Research Approach and Goal

The project used P. trichocarpa (genotype Nisqually-1) and a systems approach including advanced quantitative methods of genomics, proteomics, biochemistry and structural chemistry, to provide the most comprehensive analysis of the regulation of lignin biosynthesis in wood formation ever undertaken. We took a transgenic perturbation strategy to systematically knock down all known pathway and regulatory genes involved in lignin biosynthesis during wood formation. We analyzed all knock-downs with transcriptomics, mass spectrometry proteomics, enzymology, metabolite profiling, and 1D & 2D NMR for lignin structure quantification. We integrated this information using correlation matrices and path analysis to formulate mechanisms of regulatory and metabolic pathway interactions. Such mechanisms were iteratively refined and validated by a signaling graph approach, providing specific regulatory constraints to flux distribution analysis and lignin structural predictions for a quantitative model of the biosynthesis of the lignin polymer.

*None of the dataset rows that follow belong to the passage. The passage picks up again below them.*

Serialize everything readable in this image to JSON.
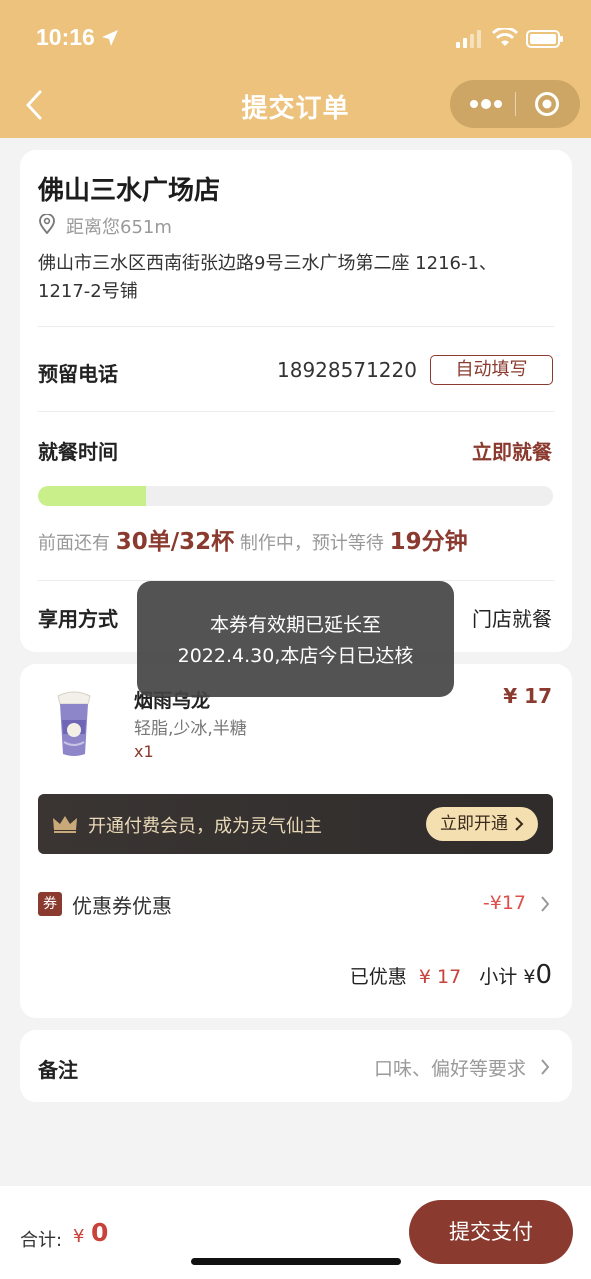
{
  "status_bar": {
    "time": "10:16"
  },
  "header": {
    "title": "提交订单"
  },
  "store": {
    "name": "佛山三水广场店",
    "distance": "距离您651m",
    "address": "佛山市三水区西南街张边路9号三水广场第二座 1216-1、1217-2号铺"
  },
  "phone_row": {
    "label": "预留电话",
    "value": "18928571220",
    "autofill": "自动填写"
  },
  "time_row": {
    "label": "就餐时间",
    "value": "立即就餐"
  },
  "queue": {
    "progress": 0.21,
    "prefix": "前面还有",
    "orders": "30单/32杯",
    "middle": "制作中，预计等待",
    "wait": "19分钟"
  },
  "enjoy_row": {
    "label": "享用方式",
    "value": "门店就餐"
  },
  "product": {
    "name": "烟雨乌龙",
    "spec": "轻脂,少冰,半糖",
    "qty": "x1",
    "price": "¥ 17"
  },
  "vip": {
    "text": "开通付费会员，成为灵气仙主",
    "button": "立即开通"
  },
  "coupon": {
    "tag": "券",
    "label": "优惠券优惠",
    "amount": "-¥17"
  },
  "summary": {
    "discount_label": "已优惠",
    "discount": "¥ 17",
    "subtotal_label": "小计",
    "yen": "¥",
    "subtotal": "0"
  },
  "remark": {
    "label": "备注",
    "placeholder": "口味、偏好等要求"
  },
  "toast": {
    "line1": "本券有效期已延长至",
    "line2": "2022.4.30,本店今日已达核"
  },
  "footer": {
    "total_label": "合计:",
    "yen": "¥",
    "total": "0",
    "pay": "提交支付"
  },
  "colors": {
    "header": "#ecc27c",
    "accent": "#8a3a2e",
    "progress": "#c9ef8a",
    "price_red": "#c8423a"
  }
}
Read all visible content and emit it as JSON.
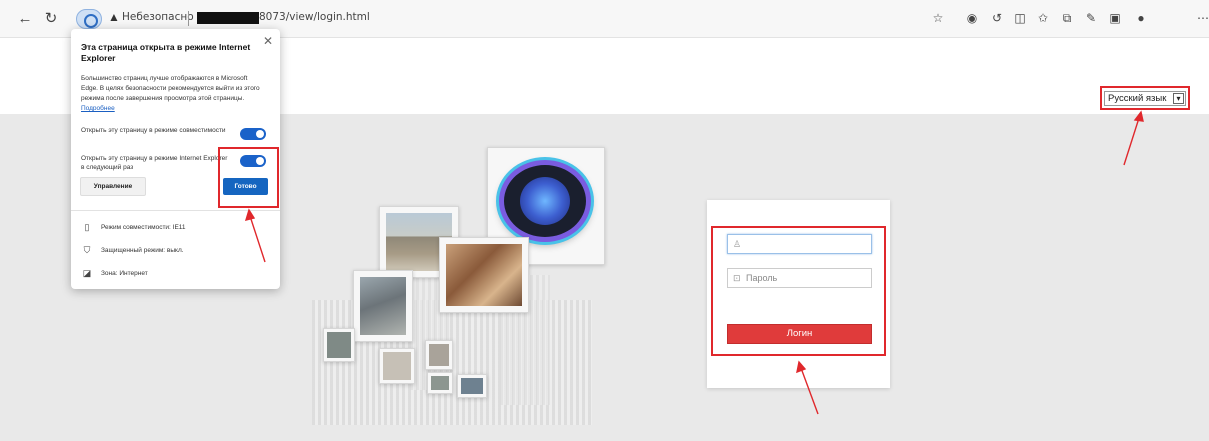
{
  "browser": {
    "back_icon": "back-arrow-icon",
    "refresh_icon": "refresh-icon",
    "insecure_label": "Небезопасно",
    "url_tail": "8073/view/login.html"
  },
  "ie_popup": {
    "title": "Эта страница открыта в режиме Internet Explorer",
    "description": "Большинство страниц лучше отображаются в Microsoft Edge. В целях безопасности рекомендуется выйти из этого режима после завершения просмотра этой страницы.",
    "learn_more": "Подробнее",
    "option_compat": "Открыть эту страницу в режиме совместимости",
    "option_next_time": "Открыть эту страницу в режиме Internet Explorer в следующий раз",
    "manage_label": "Управление",
    "done_label": "Готово",
    "info_compat_mode": "Режим совместимости: IE11",
    "info_protected_mode": "Защищенный режим: выкл.",
    "info_zone": "Зона: Интернет"
  },
  "login": {
    "language": "Русский язык",
    "username_placeholder": "",
    "password_placeholder": "Пароль",
    "login_label": "Логин"
  },
  "colors": {
    "highlight": "#e0282c",
    "login_button": "#e03b3b",
    "toggle_on": "#1a62c9",
    "done_button": "#1565c0"
  }
}
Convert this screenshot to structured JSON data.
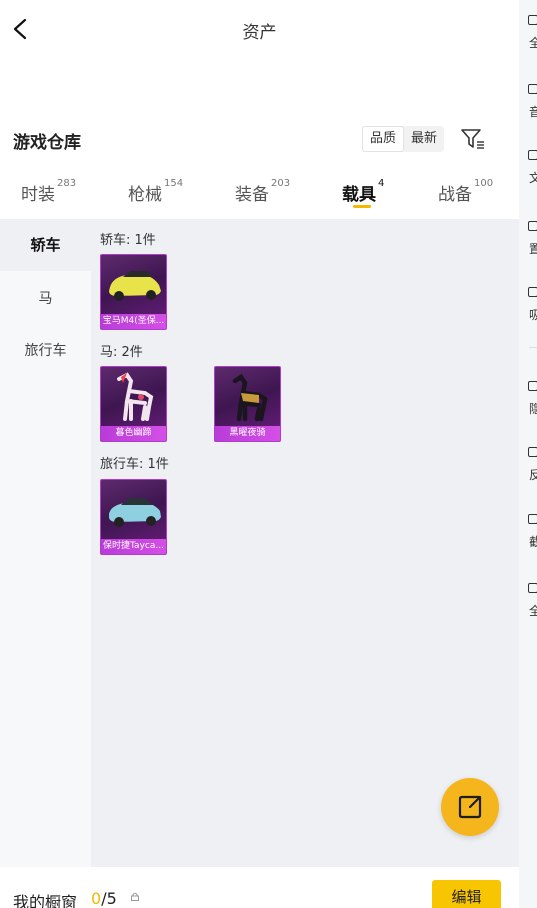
{
  "header": {
    "title": "资产"
  },
  "section": {
    "title": "游戏仓库",
    "sort_options": [
      "品质",
      "最新"
    ]
  },
  "tabs": [
    {
      "label": "时装",
      "count": "283"
    },
    {
      "label": "枪械",
      "count": "154"
    },
    {
      "label": "装备",
      "count": "203"
    },
    {
      "label": "载具",
      "count": "4"
    },
    {
      "label": "战备",
      "count": "100"
    }
  ],
  "sidebar": {
    "items": [
      {
        "label": "轿车"
      },
      {
        "label": "马"
      },
      {
        "label": "旅行车"
      }
    ]
  },
  "groups": [
    {
      "label": "轿车: 1件",
      "items": [
        {
          "name": "宝马M4(圣保..."
        }
      ]
    },
    {
      "label": "马: 2件",
      "items": [
        {
          "name": "暮色幽蹄"
        },
        {
          "name": "黑曜夜骑"
        }
      ]
    },
    {
      "label": "旅行车: 1件",
      "items": [
        {
          "name": "保时捷Tayca..."
        }
      ]
    }
  ],
  "bottom": {
    "label": "我的橱窗",
    "count_current": "0",
    "count_total": "/5",
    "edit_label": "编辑"
  },
  "right_panel": {
    "items": [
      "全",
      "音",
      "文",
      "置",
      "吸",
      "隐",
      "反",
      "截",
      "全"
    ]
  },
  "colors": {
    "accent": "#f5b800",
    "card_caption": "#c244dd",
    "fab": "#f5b51c"
  }
}
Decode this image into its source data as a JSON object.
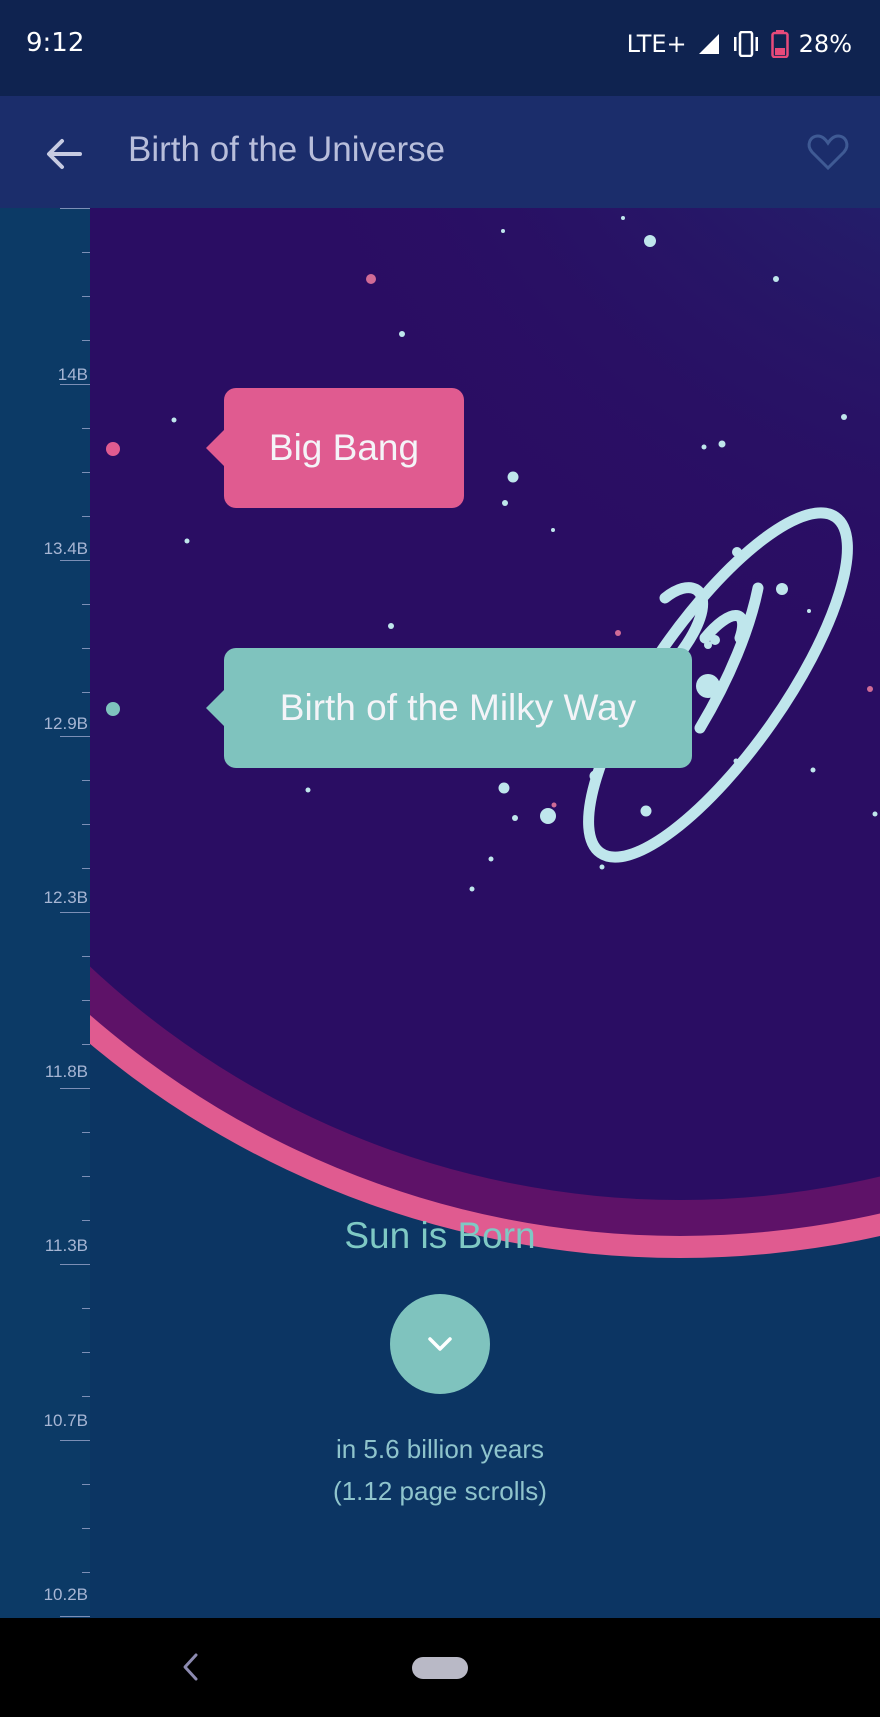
{
  "status_bar": {
    "time": "9:12",
    "network": "LTE+",
    "battery": "28%",
    "icons": [
      "signal-icon",
      "vibrate-icon",
      "battery-icon"
    ]
  },
  "app_bar": {
    "title": "Birth of the Universe",
    "back_icon": "arrow-left-icon",
    "favorite_icon": "heart-outline-icon"
  },
  "timeline": {
    "labels": [
      "14B",
      "13.4B",
      "12.9B",
      "12.3B",
      "11.8B",
      "11.3B",
      "10.7B",
      "10.2B"
    ]
  },
  "events": [
    {
      "label": "Big Bang",
      "color": "#e05b90"
    },
    {
      "label": "Birth of the Milky Way",
      "color": "#7fc3be"
    }
  ],
  "next_event": {
    "title": "Sun is Born",
    "line1": "in 5.6 billion years",
    "line2": "(1.12 page scrolls)",
    "button_icon": "chevron-down-icon"
  },
  "colors": {
    "background": "#0c3563",
    "accent_pink": "#e05b90",
    "accent_teal": "#7fc3be",
    "space": "#2a0d63"
  },
  "nav_bar": {
    "back_icon": "nav-back-icon",
    "home_icon": "home-pill-icon"
  }
}
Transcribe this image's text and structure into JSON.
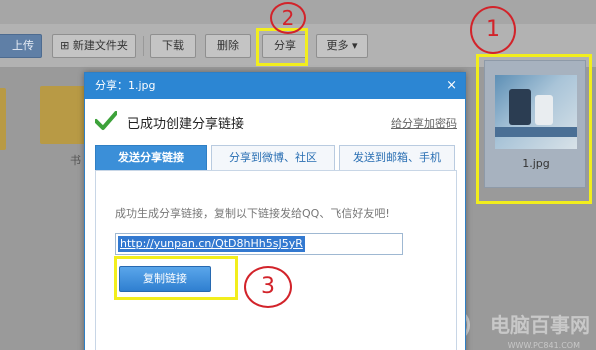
{
  "toolbar": {
    "upload_label": "上传",
    "new_folder_label": "新建文件夹",
    "download_label": "下载",
    "delete_label": "删除",
    "share_label": "分享",
    "more_label": "更多"
  },
  "files": {
    "folder_label": "书",
    "image_label": "1.jpg"
  },
  "dialog": {
    "title": "分享：1.jpg",
    "close": "×",
    "success_text": "已成功创建分享链接",
    "add_password": "给分享加密码",
    "tabs": [
      "发送分享链接",
      "分享到微博、社区",
      "发送到邮箱、手机"
    ],
    "hint": "成功生成分享链接，复制以下链接发给QQ、飞信好友吧!",
    "link_value": "http://yunpan.cn/QtD8hHh5sJ5yR",
    "copy_button": "复制链接"
  },
  "annotations": {
    "step1": "1",
    "step2": "2",
    "step3": "3",
    "highlight_color": "#f2ee1d",
    "circle_color": "#d2232a"
  },
  "watermark": {
    "main": "电脑百事网",
    "sub": "WWW.PC841.COM"
  }
}
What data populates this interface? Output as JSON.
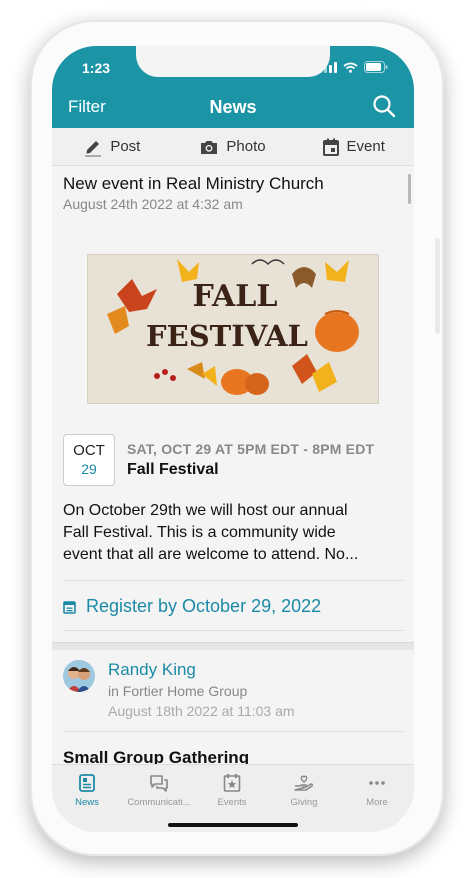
{
  "status_bar": {
    "time": "1:23"
  },
  "nav": {
    "filter": "Filter",
    "title": "News"
  },
  "actions": [
    {
      "label": "Post",
      "icon": "pencil-icon"
    },
    {
      "label": "Photo",
      "icon": "camera-icon"
    },
    {
      "label": "Event",
      "icon": "calendar-icon"
    }
  ],
  "post": {
    "title": "New event in Real Ministry Church",
    "date": "August 24th 2022 at 4:32 am",
    "banner_text": [
      "FALL",
      "FESTIVAL"
    ],
    "event": {
      "month": "OCT",
      "day": "29",
      "time": "SAT, OCT 29 AT 5PM EDT - 8PM EDT",
      "name": "Fall Festival",
      "description": [
        "On October 29th we will host our annual",
        "Fall Festival. This is a community wide",
        "event that all are welcome to attend. No..."
      ]
    },
    "register": "Register by October 29, 2022"
  },
  "next_post": {
    "author": "Randy King",
    "group": "in Fortier Home Group",
    "date": "August 18th 2022 at 11:03 am",
    "title": "Small Group Gathering"
  },
  "tabs": [
    {
      "label": "News",
      "icon": "news-icon",
      "active": true
    },
    {
      "label": "Communicati...",
      "icon": "chat-icon",
      "active": false
    },
    {
      "label": "Events",
      "icon": "events-icon",
      "active": false
    },
    {
      "label": "Giving",
      "icon": "giving-icon",
      "active": false
    },
    {
      "label": "More",
      "icon": "more-icon",
      "active": false
    }
  ],
  "colors": {
    "brand": "#1b95a5",
    "link": "#1b8aa6",
    "background": "#f4f4f4"
  }
}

Our goal is a predictive model of lignin biosynthesis for greater understanding of the plant response to environmental stress and for more precise strategies to improve plant productivity and the production of energy, materials and food.